The federal and provincial governments can learn from these NGOs.
A good place to begin would be to consider these recommendations given by Aahung.
The state must introduce Child Protection via Life Skills Based Education (LSBE) in all schools with parent education being a critical aspect. Children must be taught in school how to identify and protect themselves from abuse as well as how to respect others and prevent themselves from becoming abusers. School LSBE programmes must also engage and sensitise parents to identify signs of abuse and support their children in feeling safe and confident about reporting abuse.
The state must launch regular mass awareness campaigns through media for parents, law enforcement agencies and healthcare providers to listen to children and support them, an essential social pre-requisite for justice.
The state must establish special police units at the district level with male and female officers trained to deal sensitively with cases of child sexual abuse. Additionally, all police stations need to be equipped with rape kits and forensic lab support within their province.
The state must activate and mobilise their Child Protection Units in every province, and within each province ensure their presence in every district.
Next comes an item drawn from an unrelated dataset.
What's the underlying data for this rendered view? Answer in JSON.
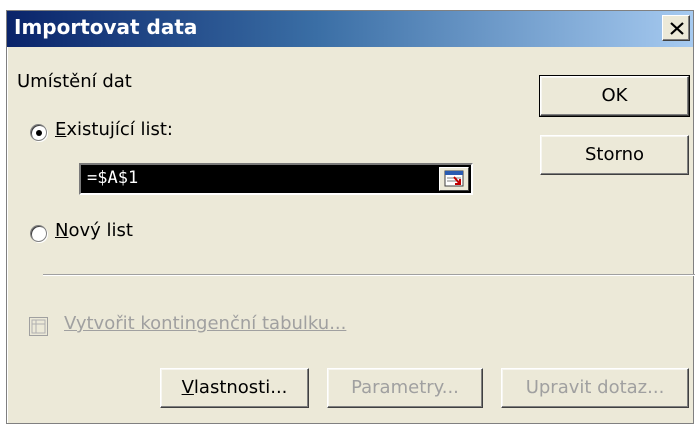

Child protection institutions (CPIs) practicing alternative family-based care must (a) rescue and protect children, specially survivors of child sexual abuse, when families are not safe and (b) also monitor any institutions interacting with children and hold them accountable as per law.
The state must establish specific child-friendly courts to ensure that child survivors get access to sensitive justice.
The state must invest in ensuring an increase in the number of women in the police force, in the legal profession (as lawyers and prosecutors) and mandate an increase in the number of female judges and female medico-legal officers.
The state must provide free legal aid to survivors of child sexual abuse.
The state must provide free counseling and therapy for survivors of child sexual abuse by specially trained therapists.
The state must mandate hospitals, clinics and health units to provide awareness to and train and sensitize healthcare providers to provide appropriate care to survivors of child sexual abuse.
Finally, the state must establish strong linkages between relevant departments including education, child welfare, police and health, as well as the civil society voices, especially child rights organizations to build a coordinated approach to end violence against children.